The Flyers are an organization that makes decisions quickly and stands by them. By not wasting time on choices they see as a formality, the franchise is constantly able to look for new ways to do what they think can improve the team to a championship contender. While there will be those that question the timing of this move, given a relatively small sample size by Mason, its tough to poke too many holes in it. They’re not paying Mason like a top-five goalie and they’re not locking him up for the next decade.
In the NHL, young players who appear on the cusp of stardom are given ‘Bridge Deals’. It is a way of the organization locking up a potentially elite talent for a few years rather than risking their hesitancy to sign him to a long-term contract cost them in the end. Montreal’s P.K. Subban was given a two-year/$5.75 million contract prior to last season. He probably figured he was in store for a bigger payday, but this was the Canadiens way of giving themselves an out with a player who, while talented as any in the league, had not done enough to warrant a Ryan Suter-like contract. Subban went on to win the Norris Trophy for the NHL’s best defenseman and is in store for a monstrous contract, either via free agency or an extension with Montreal.
This is essentially what the Flyers are doing with Mason. At 25, he has shown the talent necessary to launch himself into the NHL’s elite at his position. However, he does have a track record of veering off course and signing him to a long-term, big money extension would be bad business by the Flyers. Instead, the team is locking up a potentially world-class talent for a reasonable price and asking him to go out and get his next big contract. He is still young enough that, given a few years of progress and consistency, he can still earn a deal along the likes of the Pekka Rinnes and Henrik Lundqvsits of the world.
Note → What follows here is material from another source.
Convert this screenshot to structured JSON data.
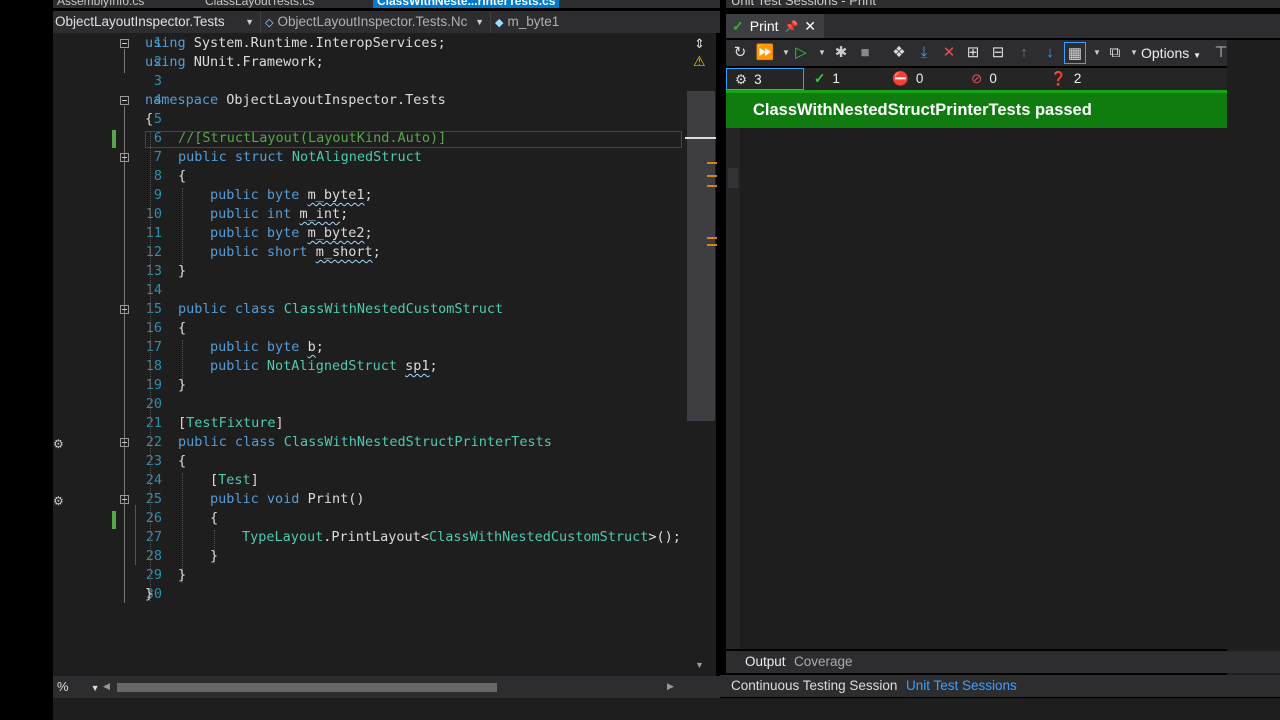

While I still question as to whether this year’s Flyers team has the makeup of a playoff contender, I am a fan of this move. Mason has been a refreshing presence in the Philadelphia locker room and, between his growing confidence and accountability, I think the Flyers actually made a smart move from a numbers and timing standpoint.
UPDATE: In case you were wondering about Stolarz, here’s the latest update (video somewhat graphic)
Philadelphia Flyers Prospect Anthony Stolarz Suffers Nasty Cut From Skate, Receives 55 Stitches (Video) http://t.co/mQWSXtP3t7
— NESN (@NESN) January 18, 2014